If the connections on your battery are corroded, they may not make good contact with one another. This could cause a shortage in your system, resulting in a power draw on your vessel’s electrical system. The result is often a drained battery.
It can be frustrating when you have a problem with your fish finder turning off while fishing. This is especially true if the unit has many features you like. However, there are some simple things that you can do to fix this problem yourself:
- Check the battery connections. If they are corroded or dirty, this could be causing your unit to shut off.
- Make sure all the connections are clean and tight before trying anything else. If any sign of corrosion is present, use a toothpick or similar tool to clean this away before reconnecting everything.
- If there’s no visible corrosion on your batteries or cables, then there’s likely some sort of short in your system.
- Using a voltmeter, check for voltage at each cable connection to help diagnose problem areas.
- Check your wiring for loose connections and replace any damaged wires or connectors immediately.
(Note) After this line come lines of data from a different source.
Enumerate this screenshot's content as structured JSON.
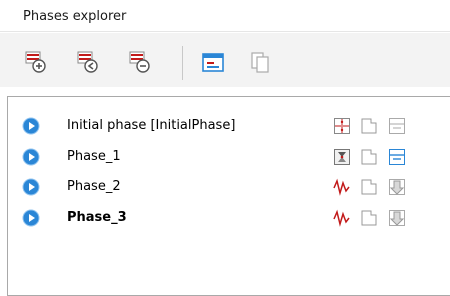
{
  "window": {
    "title": "Phases explorer"
  },
  "toolbar": {
    "buttons": [
      {
        "name": "add-phase-button",
        "icon": "add-phase-icon"
      },
      {
        "name": "insert-phase-button",
        "icon": "insert-phase-icon"
      },
      {
        "name": "delete-phase-button",
        "icon": "delete-phase-icon"
      },
      {
        "name": "edit-phase-button",
        "icon": "edit-phase-icon"
      },
      {
        "name": "copy-phase-button",
        "icon": "copy-phase-icon"
      }
    ]
  },
  "phases": [
    {
      "label": "Initial phase [InitialPhase]",
      "bold": false,
      "calc_icon": "stress-point-icon",
      "action_icon": "water-level-icon"
    },
    {
      "label": "Phase_1",
      "bold": false,
      "calc_icon": "plastic-calc-icon",
      "action_icon": "water-level-icon"
    },
    {
      "label": "Phase_2",
      "bold": false,
      "calc_icon": "dynamic-calc-icon",
      "action_icon": "pore-pressure-icon"
    },
    {
      "label": "Phase_3",
      "bold": true,
      "calc_icon": "dynamic-calc-icon",
      "action_icon": "pore-pressure-icon"
    }
  ],
  "colors": {
    "accent_blue": "#2a86d6",
    "phase_red": "#c21a1a"
  }
}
You can check this by removing the top cover and inspecting the connection between the cables and their respective terminals.
You can also spray some electrical cleaner on the terminals. For light cleanup or occasional maintenance, WD-40 contact cleaner is effective and easy to use. For saltwater environments and heavy cleanup try Caig Laboratories DeoxIT electrical cleaner from Amazon. This cleaner enhances conductivity and helps protect all the electrical connections to reduce possible wear or abrasion in the future.
The battery is the heart of your fish finder. It provides power to all the electronics in your sonar unit and allows you to see the world beneath your boat on the screen.
A weak battery does not hold charge appropriately and can cause your fish finder to turn off at the most inconvenient times.
Here are some possible causes of a weak battery:
- The battery is old. It may need replacing if your battery is over three to four years old. Batteries lose their capacity over time, and this can cause problems with your fish finder turning off when starting the motor or even when you are using other electrical items, such as lights.
- There are leaks in the system. Leaks drain the battery power faster than usual (e.g., water entering through a faulty seal).If any moisture in the system comes into contact with any electrical item (including batteries), it can cause an electrical short circuit that drains power very quickly.
- Not using your battery enough. Batteries will become weak and unable to hold a charge very long when they are not used for a while. This is especially true if you live in a cold climate or store your boat for long periods without using it.
An excellent way to avoid this problem is to use your boat regularly and keep the battery fully charged whenever possible.
The first step in diagnosing a weak battery is checking the voltage on each battery. The battery should be 12 volts or higher. If it’s less than 12 volts, it will be time to replace the battery.
Ultimately, when batteries have been drained and are not able to provide enough power to run the fish finder and other electrical equipment at the same time. The solution is to replace the battery with a new one.
Here is an excellent YouTube video explaining how you can replace your boat’s battery:
Whatever the case, I hope this article gave you some helpful information on troubleshooting your fish finder problem.
Contact your nearest mechanic if you are unsure about doing something or do not know how to fix a particular issue.
Otherwise, with proper maintenance and following the manufacturer’s instructions, your fish finder should work flawlessly for years to come.